5 Common Hiring Mistakes (and Their Solutions)
Selecting the right people is the ultimate pay-me-now or pay-me-later leadership proposition. Do it effectively now and reap the benefits of a high performing team later. Do it fast and cheap now, and pay the price later of increased turnover, underperforming teams, a diluted culture and drain on your time.
To help you build a great team, here are 5 common employee selection mistakes ... and their solutions.
Mistake 1: You Rely Only on "Gut Feel"
I have found no relationship between years of experience hiring people and effective selection. In many ways, the experienced manager is no more effective than the rookie manager. In fact, experienced managers tend to rely more on gut feel and stray from validated practices for effective selection.
Experience and intuition are important, but so are more reliable and valid methods like testing, simulations and work samples. No single aspect of the selection process should be relied on exclusively; rather, each should be weighted based on the company's values and the job requirements.
Solution: Create and train on a selection process that contains various forms of data collection (qualitative and quantitative). Design your process and weight each selection
component based on your company's values.
Mistake 2: You Don't Know What You Want
It's hard to find "it" when you don't know what you are looking for. Often managers have a general idea of what the job requires, but have not thought through the specifics skills, abilities, knowledge, experience and personal attributes needed to be successful in the job.
Solution: Like most decision-making, employee selection is fundamentally emotional. Therefore, it is important to define and prioritize critical success factors for the job in advance. This enables clear thinking to establish a specific position profile. Yes, it takes time, but--compared to shooting in the dark and hiring the wrong person--it's an effective use of time.
Mistake 3: You're Screening In Instead of Screening Out
Most interviewers look for characteristics that match the company culture

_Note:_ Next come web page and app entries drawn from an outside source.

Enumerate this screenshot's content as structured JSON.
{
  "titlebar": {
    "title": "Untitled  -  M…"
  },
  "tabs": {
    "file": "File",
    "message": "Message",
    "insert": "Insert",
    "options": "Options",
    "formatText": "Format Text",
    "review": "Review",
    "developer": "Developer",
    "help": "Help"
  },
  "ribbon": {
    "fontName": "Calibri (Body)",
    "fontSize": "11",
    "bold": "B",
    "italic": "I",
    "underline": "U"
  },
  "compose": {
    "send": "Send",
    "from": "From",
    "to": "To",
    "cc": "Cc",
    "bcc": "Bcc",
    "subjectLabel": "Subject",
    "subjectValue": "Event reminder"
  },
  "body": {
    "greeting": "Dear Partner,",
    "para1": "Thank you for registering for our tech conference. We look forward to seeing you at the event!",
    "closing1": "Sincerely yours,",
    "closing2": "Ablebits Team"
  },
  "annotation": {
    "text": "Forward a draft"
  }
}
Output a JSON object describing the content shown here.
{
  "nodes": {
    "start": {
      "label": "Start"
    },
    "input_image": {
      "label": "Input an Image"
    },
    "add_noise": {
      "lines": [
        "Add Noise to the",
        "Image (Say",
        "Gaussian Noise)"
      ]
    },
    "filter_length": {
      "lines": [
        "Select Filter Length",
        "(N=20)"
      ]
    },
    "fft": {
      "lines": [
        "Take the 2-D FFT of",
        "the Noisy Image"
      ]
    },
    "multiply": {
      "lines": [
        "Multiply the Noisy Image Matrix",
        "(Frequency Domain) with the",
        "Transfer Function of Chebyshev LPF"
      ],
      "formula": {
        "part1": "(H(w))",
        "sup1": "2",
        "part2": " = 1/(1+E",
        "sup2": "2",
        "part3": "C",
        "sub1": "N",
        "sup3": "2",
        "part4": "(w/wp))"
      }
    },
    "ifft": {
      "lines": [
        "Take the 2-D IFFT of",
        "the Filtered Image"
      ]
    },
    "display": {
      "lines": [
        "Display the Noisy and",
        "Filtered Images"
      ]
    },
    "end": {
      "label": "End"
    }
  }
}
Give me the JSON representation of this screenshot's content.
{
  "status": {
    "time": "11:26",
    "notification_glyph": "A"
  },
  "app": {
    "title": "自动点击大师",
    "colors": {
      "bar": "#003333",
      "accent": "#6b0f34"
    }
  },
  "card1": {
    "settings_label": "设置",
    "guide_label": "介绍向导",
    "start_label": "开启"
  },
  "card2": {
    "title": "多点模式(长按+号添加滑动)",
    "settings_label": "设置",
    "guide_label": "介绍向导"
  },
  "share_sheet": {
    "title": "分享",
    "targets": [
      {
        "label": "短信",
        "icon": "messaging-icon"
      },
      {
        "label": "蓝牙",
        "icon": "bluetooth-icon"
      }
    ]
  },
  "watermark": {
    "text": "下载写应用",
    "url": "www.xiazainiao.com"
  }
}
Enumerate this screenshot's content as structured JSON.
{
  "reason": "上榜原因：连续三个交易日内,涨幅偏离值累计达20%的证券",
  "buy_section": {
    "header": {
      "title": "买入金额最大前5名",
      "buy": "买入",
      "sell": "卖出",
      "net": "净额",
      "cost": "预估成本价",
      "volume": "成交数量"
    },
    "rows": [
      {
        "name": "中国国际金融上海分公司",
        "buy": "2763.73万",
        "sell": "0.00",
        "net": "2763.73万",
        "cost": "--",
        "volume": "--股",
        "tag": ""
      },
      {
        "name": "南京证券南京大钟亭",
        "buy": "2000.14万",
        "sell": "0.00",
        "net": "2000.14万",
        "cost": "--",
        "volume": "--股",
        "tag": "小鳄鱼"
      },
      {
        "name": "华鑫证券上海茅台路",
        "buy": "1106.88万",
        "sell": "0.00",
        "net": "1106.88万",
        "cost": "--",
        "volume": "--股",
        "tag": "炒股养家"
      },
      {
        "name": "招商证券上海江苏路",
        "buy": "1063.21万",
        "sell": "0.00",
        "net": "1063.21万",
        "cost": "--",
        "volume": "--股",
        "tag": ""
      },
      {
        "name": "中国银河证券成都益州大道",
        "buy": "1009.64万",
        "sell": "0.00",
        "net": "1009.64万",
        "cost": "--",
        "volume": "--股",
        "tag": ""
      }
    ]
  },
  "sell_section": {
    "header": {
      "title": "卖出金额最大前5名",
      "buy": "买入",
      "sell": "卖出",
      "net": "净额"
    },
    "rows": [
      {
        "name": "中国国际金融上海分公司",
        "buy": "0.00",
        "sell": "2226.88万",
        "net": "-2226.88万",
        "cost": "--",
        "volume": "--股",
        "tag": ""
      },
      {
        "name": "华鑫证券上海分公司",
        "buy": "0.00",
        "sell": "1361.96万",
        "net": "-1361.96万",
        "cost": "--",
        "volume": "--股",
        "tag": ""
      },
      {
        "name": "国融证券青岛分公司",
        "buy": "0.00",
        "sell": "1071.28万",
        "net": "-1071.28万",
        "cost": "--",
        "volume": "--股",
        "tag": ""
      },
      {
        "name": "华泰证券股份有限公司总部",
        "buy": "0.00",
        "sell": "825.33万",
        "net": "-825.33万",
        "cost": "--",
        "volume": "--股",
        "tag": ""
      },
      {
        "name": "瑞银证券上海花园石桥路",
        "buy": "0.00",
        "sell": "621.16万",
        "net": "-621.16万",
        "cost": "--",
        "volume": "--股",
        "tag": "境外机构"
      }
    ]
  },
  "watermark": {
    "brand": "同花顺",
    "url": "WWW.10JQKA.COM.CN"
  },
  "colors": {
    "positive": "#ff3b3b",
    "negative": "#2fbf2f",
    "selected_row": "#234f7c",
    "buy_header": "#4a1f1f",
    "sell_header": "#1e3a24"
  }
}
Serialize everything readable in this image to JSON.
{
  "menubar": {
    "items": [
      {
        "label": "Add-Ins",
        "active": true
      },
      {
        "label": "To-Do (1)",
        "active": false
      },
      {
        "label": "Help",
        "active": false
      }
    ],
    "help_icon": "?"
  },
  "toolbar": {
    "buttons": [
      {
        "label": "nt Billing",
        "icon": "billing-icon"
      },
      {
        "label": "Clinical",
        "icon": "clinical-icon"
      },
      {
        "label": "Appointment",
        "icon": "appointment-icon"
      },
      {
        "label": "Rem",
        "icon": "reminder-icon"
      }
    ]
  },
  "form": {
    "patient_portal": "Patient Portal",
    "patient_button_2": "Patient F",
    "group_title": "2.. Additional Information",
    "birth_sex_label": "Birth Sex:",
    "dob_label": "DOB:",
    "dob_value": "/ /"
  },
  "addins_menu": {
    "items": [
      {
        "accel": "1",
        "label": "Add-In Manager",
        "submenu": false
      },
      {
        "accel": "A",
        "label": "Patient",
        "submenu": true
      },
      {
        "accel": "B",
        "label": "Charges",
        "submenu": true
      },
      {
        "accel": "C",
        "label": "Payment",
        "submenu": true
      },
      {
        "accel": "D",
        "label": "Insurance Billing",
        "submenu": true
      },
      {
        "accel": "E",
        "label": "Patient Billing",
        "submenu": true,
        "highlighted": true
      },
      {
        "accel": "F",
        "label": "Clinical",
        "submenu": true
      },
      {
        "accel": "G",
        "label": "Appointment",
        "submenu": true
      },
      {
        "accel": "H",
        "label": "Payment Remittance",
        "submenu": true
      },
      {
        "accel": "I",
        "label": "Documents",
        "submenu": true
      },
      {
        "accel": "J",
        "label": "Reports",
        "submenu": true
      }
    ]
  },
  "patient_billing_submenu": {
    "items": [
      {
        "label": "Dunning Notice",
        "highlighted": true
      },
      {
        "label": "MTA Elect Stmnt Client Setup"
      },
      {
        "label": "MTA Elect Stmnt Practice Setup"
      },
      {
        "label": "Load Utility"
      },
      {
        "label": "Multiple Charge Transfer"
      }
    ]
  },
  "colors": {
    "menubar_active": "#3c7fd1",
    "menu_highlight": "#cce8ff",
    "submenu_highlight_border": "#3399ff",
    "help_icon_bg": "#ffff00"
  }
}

and job requirements. They want to find a winner--a match! This perspective
subtly but significantly makes us filter in good attributes and rationalize
negative attributes. For example, I have heard, "Even though he was a bit awkward, I think that, once he gets comfortable with our products, he could make a good sales presentation."
Solution: View your task as an investigator looking for any little clue, any reason, why this candidate will not be successful in the job.
Mistake 4: You Talk Too Much and Listen Too Little
The reverse should be true: you should spent most of the interview listening. If you are talking more than 20% of the time, then you are selling the job instead of screening the candidate. Talking too much is also a sign a poor preparation and lack of behaviorally-focused questions.
Solution: You should make sure to listen 80% of the time. Remember, your goal is to assess if there is a job fit. It is not to sell the job.
Mistake 5: You Take Candidates at Their Word
Just because you're letting the candidate do most of the talking doesn't mean you should settle for vague or general responses. Some interviewers feel it is impolite to ask follow-up questions to seek real behavioral support for skill or experience, so they settle for the candidate's initial response. In most cases, that's not specific enough to make a valid assessment of their skills.
Solution: You are on a data collection mission. Probe for detailed examples and situations where the candidate has demonstrated the success factors you want. Let the candidate know at the beginning of the interview that your goal is to fully and specifically understand his/her capabilities.
For more moves to avoid, check out 5 More Common Hiring Mistakes (and Their Solutions).
LEE COLAN | Columnist
Lee Colan is founder of the L Group, a consulting firm that equips and inspires leaders at every level. He is a leadership adviser, presenter of practical ideas, and a Thinkers 50 nominee for Top Management Thinker.